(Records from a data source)

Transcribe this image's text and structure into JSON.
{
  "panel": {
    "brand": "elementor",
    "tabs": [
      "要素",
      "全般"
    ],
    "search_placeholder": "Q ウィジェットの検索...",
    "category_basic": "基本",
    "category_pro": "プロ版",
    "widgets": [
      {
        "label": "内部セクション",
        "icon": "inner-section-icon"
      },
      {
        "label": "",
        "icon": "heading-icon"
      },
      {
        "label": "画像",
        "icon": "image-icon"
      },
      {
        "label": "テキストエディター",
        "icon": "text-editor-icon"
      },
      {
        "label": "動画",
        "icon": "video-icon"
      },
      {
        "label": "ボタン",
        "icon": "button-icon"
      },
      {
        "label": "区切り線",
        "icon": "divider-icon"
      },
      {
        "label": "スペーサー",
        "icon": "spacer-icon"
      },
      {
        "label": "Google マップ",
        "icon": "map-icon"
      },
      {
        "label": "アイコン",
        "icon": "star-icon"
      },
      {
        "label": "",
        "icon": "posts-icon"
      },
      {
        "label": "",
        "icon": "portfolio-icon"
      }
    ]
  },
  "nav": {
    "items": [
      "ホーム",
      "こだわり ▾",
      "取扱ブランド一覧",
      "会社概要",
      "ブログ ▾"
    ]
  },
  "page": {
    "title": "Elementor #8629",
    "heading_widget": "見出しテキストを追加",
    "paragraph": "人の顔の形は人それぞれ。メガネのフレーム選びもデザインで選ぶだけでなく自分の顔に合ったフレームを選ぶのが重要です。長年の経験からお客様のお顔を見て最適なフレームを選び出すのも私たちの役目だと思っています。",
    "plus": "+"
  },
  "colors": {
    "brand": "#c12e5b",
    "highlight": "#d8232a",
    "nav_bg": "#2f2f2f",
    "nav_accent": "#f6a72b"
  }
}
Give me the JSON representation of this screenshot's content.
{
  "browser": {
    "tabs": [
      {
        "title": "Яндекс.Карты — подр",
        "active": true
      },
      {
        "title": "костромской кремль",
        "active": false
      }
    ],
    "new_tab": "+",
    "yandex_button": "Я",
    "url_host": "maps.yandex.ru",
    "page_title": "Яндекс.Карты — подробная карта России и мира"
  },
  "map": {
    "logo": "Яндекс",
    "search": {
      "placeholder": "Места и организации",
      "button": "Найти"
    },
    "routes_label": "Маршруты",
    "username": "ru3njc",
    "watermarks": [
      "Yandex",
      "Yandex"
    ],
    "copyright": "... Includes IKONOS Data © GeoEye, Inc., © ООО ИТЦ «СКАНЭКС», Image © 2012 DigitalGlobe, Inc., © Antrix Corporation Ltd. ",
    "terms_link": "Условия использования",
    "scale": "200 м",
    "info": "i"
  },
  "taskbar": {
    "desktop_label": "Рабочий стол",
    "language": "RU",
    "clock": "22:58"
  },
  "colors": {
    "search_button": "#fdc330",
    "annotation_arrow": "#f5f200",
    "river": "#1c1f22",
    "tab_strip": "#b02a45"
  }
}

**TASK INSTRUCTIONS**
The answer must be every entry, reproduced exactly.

**TASK ANSWER**
Transcribe this image's text and structure into JSON.
{
  "panel": {
    "brand": "elementor",
    "tabs": [
      "要素",
      "全般"
    ],
    "search_placeholder": "Q ウィジェットの検索...",
    "category_basic": "基本",
    "category_pro": "プロ版",
    "widgets": [
      {
        "label": "内部セクション",
        "icon": "inner-section-icon"
      },
      {
        "label": "",
        "icon": "heading-icon"
      },
      {
        "label": "画像",
        "icon": "image-icon"
      },
      {
        "label": "テキストエディター",
        "icon": "text-editor-icon"
      },
      {
        "label": "動画",
        "icon": "video-icon"
      },
      {
        "label": "ボタン",
        "icon": "button-icon"
      },
      {
        "label": "区切り線",
        "icon": "divider-icon"
      },
      {
        "label": "スペーサー",
        "icon": "spacer-icon"
      },
      {
        "label": "Google マップ",
        "icon": "map-icon"
      },
      {
        "label": "アイコン",
        "icon": "star-icon"
      },
      {
        "label": "",
        "icon": "posts-icon"
      },
      {
        "label": "",
        "icon": "portfolio-icon"
      }
    ]
  },
  "nav": {
    "items": [
      "ホーム",
      "こだわり ▾",
      "取扱ブランド一覧",
      "会社概要",
      "ブログ ▾"
    ]
  },
  "page": {
    "title": "Elementor #8629",
    "heading_widget": "見出しテキストを追加",
    "paragraph": "人の顔の形は人それぞれ。メガネのフレーム選びもデザインで選ぶだけでなく自分の顔に合ったフレームを選ぶのが重要です。長年の経験からお客様のお顔を見て最適なフレームを選び出すのも私たちの役目だと思っています。",
    "plus": "+"
  },
  "colors": {
    "brand": "#c12e5b",
    "highlight": "#d8232a",
    "nav_bg": "#2f2f2f",
    "nav_accent": "#f6a72b"
  }
}
Give me the JSON representation of this screenshot's content.
{
  "browser": {
    "tabs": [
      {
        "title": "Яндекс.Карты — подр",
        "active": true
      },
      {
        "title": "костромской кремль",
        "active": false
      }
    ],
    "new_tab": "+",
    "yandex_button": "Я",
    "url_host": "maps.yandex.ru",
    "page_title": "Яндекс.Карты — подробная карта России и мира"
  },
  "map": {
    "logo": "Яндекс",
    "search": {
      "placeholder": "Места и организации",
      "button": "Найти"
    },
    "routes_label": "Маршруты",
    "username": "ru3njc",
    "watermarks": [
      "Yandex",
      "Yandex"
    ],
    "copyright": "... Includes IKONOS Data © GeoEye, Inc., © ООО ИТЦ «СКАНЭКС», Image © 2012 DigitalGlobe, Inc., © Antrix Corporation Ltd. ",
    "terms_link": "Условия использования",
    "scale": "200 м",
    "info": "i"
  },
  "taskbar": {
    "desktop_label": "Рабочий стол",
    "language": "RU",
    "clock": "22:58"
  },
  "colors": {
    "search_button": "#fdc330",
    "annotation_arrow": "#f5f200",
    "river": "#1c1f22",
    "tab_strip": "#b02a45"
  }
}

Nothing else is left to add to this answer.